While the technology shows great promise, there are engineering challenges to address, such as replacing traditional concrete slabs with the equivalent of “concrete plywood” made with supercapacitors. Ensuring the supercapacitors remain wetted with a conductive salt solution throughout the building or road’s lifetime is also a concern. However, the optimism expressed by the MIT team regarding the global potential of this technology is encouraging.
The fusion of cement and charcoal powder to create supercapacitors has opened a new chapter in the pursuit of renewable energy solutions. Homeowners who power their homes with solar — and even those who are considering it — should closely follow the developments of this new technology with its potential to transform the way we store and utilize energy.
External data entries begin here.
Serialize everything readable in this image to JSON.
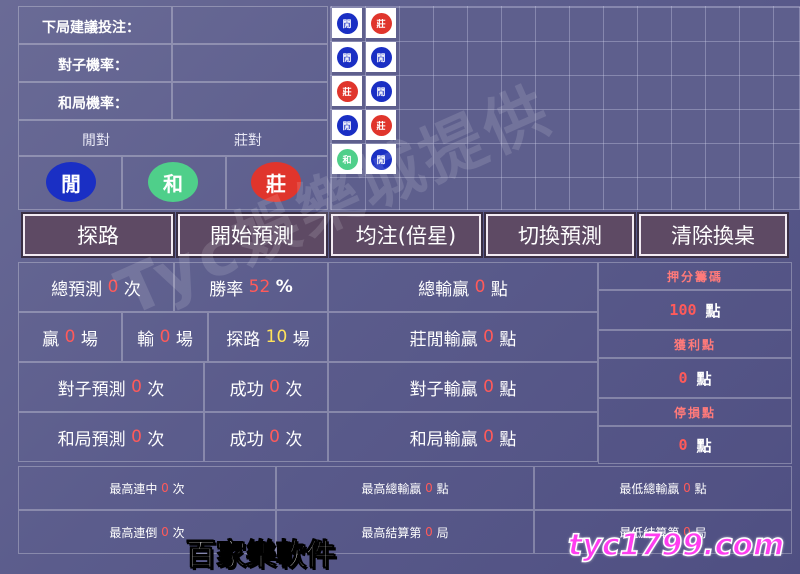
{
  "prediction_panel": {
    "next_bet_label": "下局建議投注：",
    "pair_rate_label": "對子機率：",
    "tie_rate_label": "和局機率：",
    "player_pair_label": "閒對",
    "banker_pair_label": "莊對",
    "player_button": "閒",
    "tie_button": "和",
    "banker_button": "莊"
  },
  "road_beads": [
    {
      "text": "閒",
      "color": "#1a2fc4"
    },
    {
      "text": "莊",
      "color": "#e0352c"
    },
    {
      "text": "閒",
      "color": "#1a2fc4"
    },
    {
      "text": "閒",
      "color": "#1a2fc4"
    },
    {
      "text": "莊",
      "color": "#e0352c"
    },
    {
      "text": "閒",
      "color": "#1a2fc4"
    },
    {
      "text": "閒",
      "color": "#1a2fc4"
    },
    {
      "text": "莊",
      "color": "#e0352c"
    },
    {
      "text": "和",
      "color": "#4fcf8a"
    },
    {
      "text": "閒",
      "color": "#1a2fc4"
    }
  ],
  "toolbar": {
    "explore": "探路",
    "start_predict": "開始預測",
    "flat_bet": "均注(倍星)",
    "switch_predict": "切換預測",
    "clear_table": "清除換桌"
  },
  "stats": {
    "total_predict_label": "總預測",
    "total_predict": "0",
    "times": "次",
    "win_rate_label": "勝率",
    "win_rate": "52",
    "percent": "%",
    "total_winloss_label": "總輸贏",
    "total_winloss": "0",
    "points": "點",
    "win_label": "贏",
    "win": "0",
    "games": "場",
    "lose_label": "輸",
    "lose": "0",
    "explore_label": "探路",
    "explore": "10",
    "bp_winloss_label": "莊閒輸贏",
    "bp_winloss": "0",
    "pair_predict_label": "對子預測",
    "pair_predict": "0",
    "pair_success_label": "成功",
    "pair_success": "0",
    "pair_winloss_label": "對子輸贏",
    "pair_winloss": "0",
    "tie_predict_label": "和局預測",
    "tie_predict": "0",
    "tie_success_label": "成功",
    "tie_success": "0",
    "tie_winloss_label": "和局輸贏",
    "tie_winloss": "0"
  },
  "side_panel": {
    "bet_chip_label": "押分籌碼",
    "bet_chip": "100",
    "points": "點",
    "take_profit_label": "獲利點",
    "take_profit": "0",
    "stop_loss_label": "停損點",
    "stop_loss": "0"
  },
  "records": {
    "max_win_streak_label": "最高連中",
    "max_win_streak": "0",
    "times": "次",
    "max_total_win_label": "最高總輸贏",
    "max_total_win": "0",
    "points": "點",
    "min_total_win_label": "最低總輸贏",
    "min_total_win": "0",
    "max_lose_streak_label": "最高連倒",
    "max_lose_streak": "0",
    "max_settle_label": "最高結算第",
    "max_settle": "0",
    "rounds": "局",
    "min_settle_label": "最低結算第",
    "min_settle": "0"
  },
  "overlay": {
    "watermark": "Tyc娛樂城提供",
    "caption": "百家樂軟件",
    "site": "tyc1799.com"
  },
  "colors": {
    "player": "#1a2fc4",
    "tie": "#4fcf8a",
    "banker": "#e0352c",
    "value_red": "#ff5a5a",
    "value_yellow": "#ffe25a"
  }
}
Will supercapacitors be the game-changer the rooftop solar industry has been waiting for? As advances are being made, you can rest assured Solora Solar will be keeping a close eye on product development and making sure Washington state homeowners will be among the first to take advantage of this new technology.
Photo credit: NewScientist